You’ve just started dancing a short time ago and you would like to learn how to spin without getting dizzy or loosing balance.
In the video below, I’m sharing with you 3 basic exercises to spot while you turn, but let me share some bits before.
Why do I get dizzy when I spin?
Spinning used to be one of my biggest challenges in the past, and they still are, but just in a different level.
If you have just started dancing, you might be interested in this other article I wrote: Bellydance: your first steps.
I remember the feeling of loosing my balance, the feeling of not knowing where and how to stop. I used to feel scared of turning, to be honest, and most of my problems came from the same place, the lack of spotting.
Apparently this seems to be not very important, and we don’t take it seriously. You start turning without control, and then you start worrying about not having your feet well positioned or because you can’t coordinate your arms.
And you keep on practising, mostly on your own (because in any decent class your teacher would tell you about the spotting technique and would make you practice it).
Until one day you discover that thing they call spotting in ballet
This means hooking your eyes to a still spot while you turn.
Having a spot is like having and anchor, like having a place to hold on with your sight, even if it’s a virtual holding spot it helps. A safe place to hold on, a reference.
On a brain level, when you use the spotting technique, you are avoiding dizziness (or at least your are delaying dizziness), because the information your brain is receiving from your eyes and ears is the same.
Let me explain myself a bit better: When you go in a car or a train, if you pay attention to the trees that are passing over, your eyes are going crazy trying to focus on every single one of them, while your ears are sending the signal to your brain that everything is still. Different information in your brain from different sources causes dizziness.
This video from Science for Kids explains it very well.
This is why it’s better to focus your sight on a place, and if that spot is far away, even better.
There are some specific turns when we won’t spot, specially in ethnic dances.
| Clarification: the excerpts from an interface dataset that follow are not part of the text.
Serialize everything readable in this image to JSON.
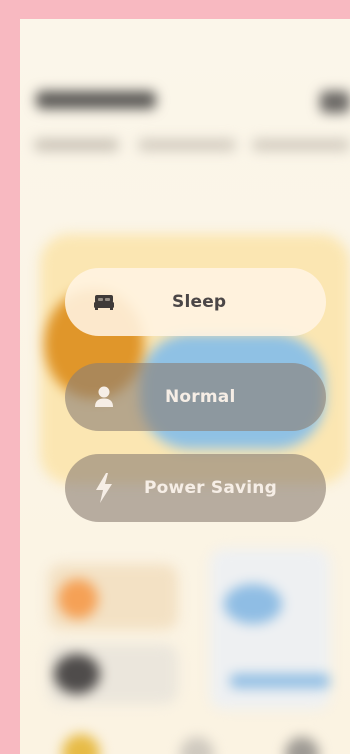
{
  "modes": [
    {
      "label": "Sleep",
      "icon": "bed-icon",
      "active": true
    },
    {
      "label": "Normal",
      "icon": "person-icon",
      "active": false
    },
    {
      "label": "Power Saving",
      "icon": "lightning-icon",
      "active": false
    }
  ],
  "colors": {
    "frame": "#f8b9c1",
    "active_pill": "#fff4e2",
    "inactive_pill": "#8c8074",
    "active_text": "#4b4646",
    "inactive_text": "#f6eee6"
  }
}
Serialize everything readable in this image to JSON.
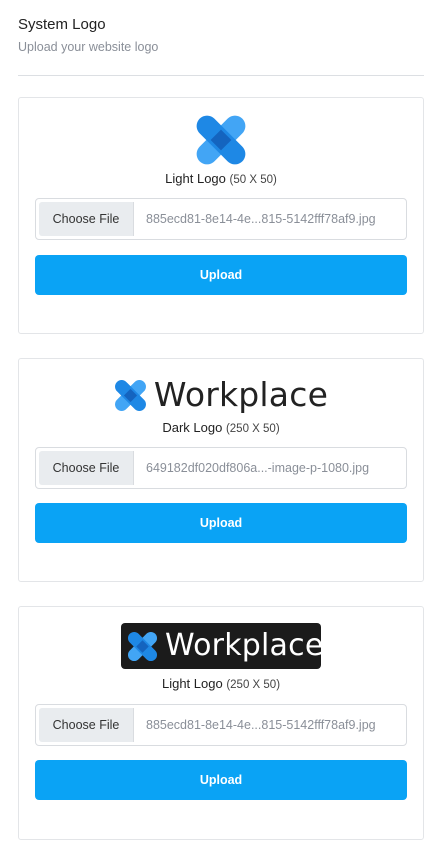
{
  "header": {
    "title": "System Logo",
    "subtitle": "Upload your website logo"
  },
  "cards": [
    {
      "logo_style": "icon-only",
      "label": "Light Logo",
      "dims": "(50 X 50)",
      "choose_label": "Choose File",
      "file_name": "885ecd81-8e14-4e...815-5142fff78af9.jpg",
      "upload_label": "Upload"
    },
    {
      "logo_style": "wordmark-dark-text",
      "logo_text": "Workplace",
      "label": "Dark Logo",
      "dims": "(250 X 50)",
      "choose_label": "Choose File",
      "file_name": "649182df020df806a...-image-p-1080.jpg",
      "upload_label": "Upload"
    },
    {
      "logo_style": "wordmark-on-black",
      "logo_text": "Workplace",
      "label": "Light Logo",
      "dims": "(250 X 50)",
      "choose_label": "Choose File",
      "file_name": "885ecd81-8e14-4e...815-5142fff78af9.jpg",
      "upload_label": "Upload"
    }
  ],
  "colors": {
    "accent": "#0aa3f5",
    "logo_blue_dark": "#1565c0",
    "logo_blue_light": "#42a5f5"
  }
}
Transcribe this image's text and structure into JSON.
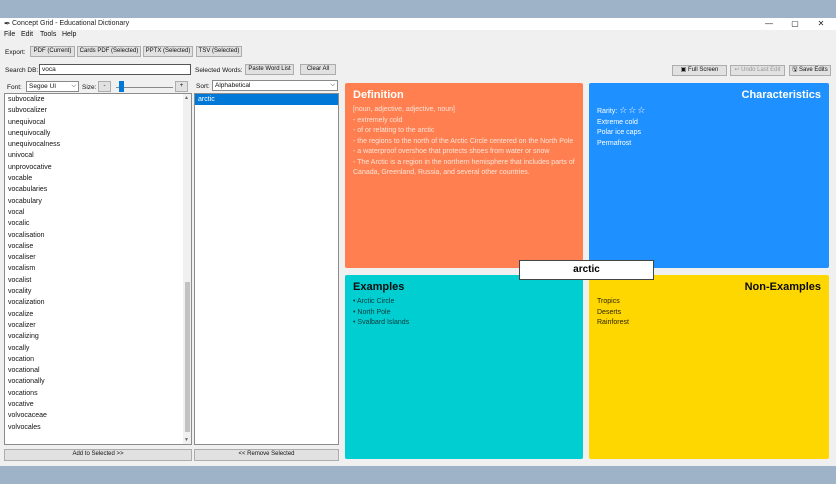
{
  "window": {
    "title": "Concept Grid - Educational Dictionary",
    "minimize": "—",
    "maximize": "▢",
    "close": "✕"
  },
  "menu": [
    "File",
    "Edit",
    "Tools",
    "Help"
  ],
  "export": {
    "label": "Export:",
    "buttons": [
      "PDF (Current)",
      "Cards PDF (Selected)",
      "PPTX (Selected)",
      "TSV (Selected)"
    ]
  },
  "search": {
    "label": "Search DB:",
    "value": "voca"
  },
  "font": {
    "label": "Font:",
    "value": "Segoe UI",
    "size_label": "Size:",
    "dec": "-",
    "inc": "+",
    "size_level": 0.05
  },
  "selected_words": {
    "label": "Selected Words:",
    "paste_button": "Paste Word List",
    "clear_button": "Clear All",
    "sort_label": "Sort:",
    "sort_value": "Alphabetical",
    "items": [
      "arctic"
    ]
  },
  "word_list": [
    "subvocalize",
    "subvocalizer",
    "unequivocal",
    "unequivocally",
    "unequivocalness",
    "univocal",
    "unprovocative",
    "vocable",
    "vocabularies",
    "vocabulary",
    "vocal",
    "vocalic",
    "vocalisation",
    "vocalise",
    "vocaliser",
    "vocalism",
    "vocalist",
    "vocality",
    "vocalization",
    "vocalize",
    "vocalizer",
    "vocalizing",
    "vocally",
    "vocation",
    "vocational",
    "vocationally",
    "vocations",
    "vocative",
    "volvocaceae",
    "volvocales"
  ],
  "bottom_buttons": {
    "add": "Add to Selected >>",
    "remove": "<< Remove Selected"
  },
  "toolbar": {
    "full_screen": "Full Screen",
    "undo": "↩ Undo Last Edit",
    "save": "Save Edits"
  },
  "grid": {
    "word": "arctic",
    "definition": {
      "title": "Definition",
      "color": "#ff7f50",
      "lines": [
        "[noun, adjective, adjective, noun]",
        "- extremely cold",
        "- of or relating to the arctic",
        "- the regions to the north of the Arctic Circle centered on the North Pole",
        "- a waterproof overshoe that protects shoes from water or snow",
        "- The Arctic is a region in the northern hemisphere that includes parts of Canada, Greenland, Russia, and several other countries."
      ]
    },
    "characteristics": {
      "title": "Characteristics",
      "color": "#1e90ff",
      "rarity_label": "Rarity:",
      "rarity_stars": "☆☆☆",
      "items": [
        "Extreme cold",
        "Polar ice caps",
        "Permafrost"
      ]
    },
    "examples": {
      "title": "Examples",
      "color": "#00ced1",
      "items": [
        "• Arctic Circle",
        "• North Pole",
        "• Svalbard Islands"
      ]
    },
    "non_examples": {
      "title": "Non-Examples",
      "color": "#ffd700",
      "items": [
        "Tropics",
        "Deserts",
        "Rainforest"
      ]
    }
  }
}
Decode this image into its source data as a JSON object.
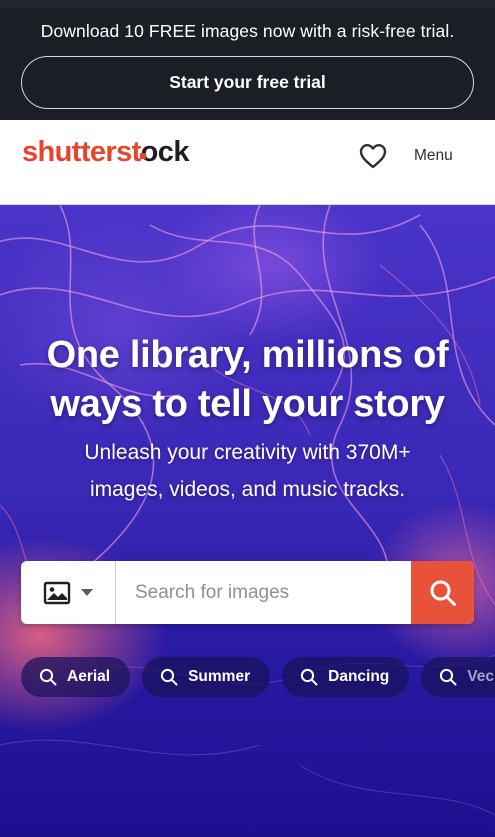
{
  "promo": {
    "text": "Download 10 FREE images now with a risk-free trial.",
    "cta_label": "Start your free trial"
  },
  "header": {
    "logo_part1": "shutterst",
    "logo_o": "o",
    "logo_part2": "ck",
    "menu_label": "Menu",
    "favorites_icon": "heart-outline-icon"
  },
  "hero": {
    "title_line1": "One library, millions of",
    "title_line2": "ways to tell your story",
    "subtitle_line1": "Unleash your creativity with 370M+",
    "subtitle_line2": "images, videos, and music tracks."
  },
  "search": {
    "type_icon": "image-icon",
    "placeholder": "Search for images",
    "value": "",
    "submit_icon": "search-icon"
  },
  "chips": [
    {
      "label": "Aerial"
    },
    {
      "label": "Summer"
    },
    {
      "label": "Dancing"
    },
    {
      "label": "Vec"
    }
  ],
  "colors": {
    "brand_red": "#e8432b",
    "banner_bg": "#1b1e24",
    "search_button": "#e8523a",
    "hero_purple": "#3a28b6"
  }
}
My philosophy is always: the more tools you have, the better. Later on you’ll be free to decide what to use and when to use your tools.
And here comes the question,
How can you develop the coordination you need to keep that spot? In today’s video I’m sharing with you 3 easy exercises in less than 5 minutes, and you will have enough material to work on for weeks.
Remember that discipline is a basic if you are willing to improve. Nothing is learnt from one day to the next. Don’t get frustrated if you don’t manage to do it when you try it for first time.
To sum up, spotting gives you:
- Less or none dizziness.
- Capacity to move through space/stage.
- A better balance.
It’s worth to learn the spotting technique, isn’t it?
And after watching todays vid is your turn, as usual.
Share with us in the comments below: Had you been taught before about this topic? Do you usually practice it or you just ignore it? Have you noticed any differences in your turnings thanks to spotting?
I’m interested in your experience and I get really excited when I get comments
Thanks a lot for your visit.